But on Tuesday, the appellate court upheld the decision of the magistrates' court.
Amal, whose name means "hope", is now planning to appeal in front of the Israeli Supreme Court, although she has little hope she will be able to remain in her home.
When asked about her reaction upon receiving the latest evacuation order, she said she "screamed at the top of my lungs".
"But who listens to the voice of the oppressed in Jerusalem?" she added. "I had no choice but to calm down for the sake of my granddaughters, who were crying uncontrollably."
Eight-year-old Hala sits by her grandmother, on the lookout for tears, resting her head on Amal's chest as she listens to the story of her family's ordeal.
The family's experience has robbed Hala of much of her childhood innocence.
"They want to take over the house, which I hope will never happen because our house is close to my school and to the Al-Aqsa Mosque in the Old City where I go to learn and pray," the girl told MEE. "Our house is ours and no one is allowed to steal it from us."
'Until the last breath'
Hala's father, Alaa Sumarin, has been busy handling enquiries from legal organisations and news outlets seeking to document the family's struggle.
He says his children's experience is not so different from his own in the 1990s, growing up amid constant tension because of the settlement organisations’ attempts to claim the house.
"Settlers are surrounding us right and left, and we had to live with their daily harassment. My childhood was not quiet and neither is my children's," he said.
In addition to settler harassment, excavation work done by Israeli authorities underneath Silwan have deprived the Sumarins of sleep for many years.
Despite their suffering, the Sumarins refuse to give up on their home.

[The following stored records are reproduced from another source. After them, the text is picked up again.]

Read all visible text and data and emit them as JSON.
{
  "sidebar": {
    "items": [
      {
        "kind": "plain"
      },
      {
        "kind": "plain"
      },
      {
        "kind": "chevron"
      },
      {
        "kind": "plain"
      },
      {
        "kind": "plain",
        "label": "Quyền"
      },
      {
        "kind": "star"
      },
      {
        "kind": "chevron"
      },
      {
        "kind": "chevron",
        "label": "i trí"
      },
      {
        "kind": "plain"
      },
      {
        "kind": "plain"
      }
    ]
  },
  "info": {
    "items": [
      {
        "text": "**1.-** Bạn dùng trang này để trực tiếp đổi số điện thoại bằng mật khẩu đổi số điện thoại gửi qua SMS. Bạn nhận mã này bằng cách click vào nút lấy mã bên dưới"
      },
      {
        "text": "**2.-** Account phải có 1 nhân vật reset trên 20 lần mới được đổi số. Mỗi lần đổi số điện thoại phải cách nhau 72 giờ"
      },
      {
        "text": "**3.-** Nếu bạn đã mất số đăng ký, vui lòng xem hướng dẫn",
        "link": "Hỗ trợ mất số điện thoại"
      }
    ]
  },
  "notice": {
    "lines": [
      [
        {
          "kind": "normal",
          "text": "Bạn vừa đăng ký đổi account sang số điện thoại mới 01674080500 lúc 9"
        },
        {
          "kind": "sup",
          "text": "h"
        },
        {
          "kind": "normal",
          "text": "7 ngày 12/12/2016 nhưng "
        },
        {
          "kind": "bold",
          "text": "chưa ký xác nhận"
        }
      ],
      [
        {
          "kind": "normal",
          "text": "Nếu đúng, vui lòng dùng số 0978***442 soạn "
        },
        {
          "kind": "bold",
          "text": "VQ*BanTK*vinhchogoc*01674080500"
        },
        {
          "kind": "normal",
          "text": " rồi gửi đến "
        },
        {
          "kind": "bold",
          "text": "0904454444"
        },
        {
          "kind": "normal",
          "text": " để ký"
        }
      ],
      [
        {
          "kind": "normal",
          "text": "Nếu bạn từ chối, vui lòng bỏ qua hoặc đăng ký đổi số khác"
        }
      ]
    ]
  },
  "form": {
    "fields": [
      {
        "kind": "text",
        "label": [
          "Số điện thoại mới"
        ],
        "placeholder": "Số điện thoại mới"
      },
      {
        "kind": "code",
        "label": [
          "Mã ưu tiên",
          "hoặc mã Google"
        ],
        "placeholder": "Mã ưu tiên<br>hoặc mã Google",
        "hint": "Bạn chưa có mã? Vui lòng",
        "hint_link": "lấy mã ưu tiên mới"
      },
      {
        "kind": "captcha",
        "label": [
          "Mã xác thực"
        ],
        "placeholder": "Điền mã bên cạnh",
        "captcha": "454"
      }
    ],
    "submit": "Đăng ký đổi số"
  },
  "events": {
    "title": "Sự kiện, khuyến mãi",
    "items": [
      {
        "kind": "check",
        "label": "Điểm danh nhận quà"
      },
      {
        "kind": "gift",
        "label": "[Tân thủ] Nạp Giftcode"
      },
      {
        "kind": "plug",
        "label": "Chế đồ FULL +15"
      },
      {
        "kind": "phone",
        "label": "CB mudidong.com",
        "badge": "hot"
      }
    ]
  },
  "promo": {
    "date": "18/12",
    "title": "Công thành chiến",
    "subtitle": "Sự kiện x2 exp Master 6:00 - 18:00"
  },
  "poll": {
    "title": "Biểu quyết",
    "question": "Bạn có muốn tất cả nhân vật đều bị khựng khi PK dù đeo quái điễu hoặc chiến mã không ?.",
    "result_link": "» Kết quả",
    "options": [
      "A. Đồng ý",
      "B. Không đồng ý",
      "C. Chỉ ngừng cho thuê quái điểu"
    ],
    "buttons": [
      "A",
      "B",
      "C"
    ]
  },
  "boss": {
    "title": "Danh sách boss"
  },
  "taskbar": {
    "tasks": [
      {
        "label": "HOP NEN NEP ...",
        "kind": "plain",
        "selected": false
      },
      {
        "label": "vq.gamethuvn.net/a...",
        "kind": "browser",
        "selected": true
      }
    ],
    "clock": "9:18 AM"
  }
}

With the Al-Aqsa Mosque so close, they say they feel as if they are living in a sacred place, and that they won’t concede - regardless of the circumstances.
"Our ordeal is a difficult one, and hope is very dim because the Israeli government is standing behind the settlers, whereas we are fighting this battle alone," Alaa said. "Notwithstanding the financial burden that we are bound to go through, we are determined, more than ever, to keep and maintain our historical rights in our house until the last breath."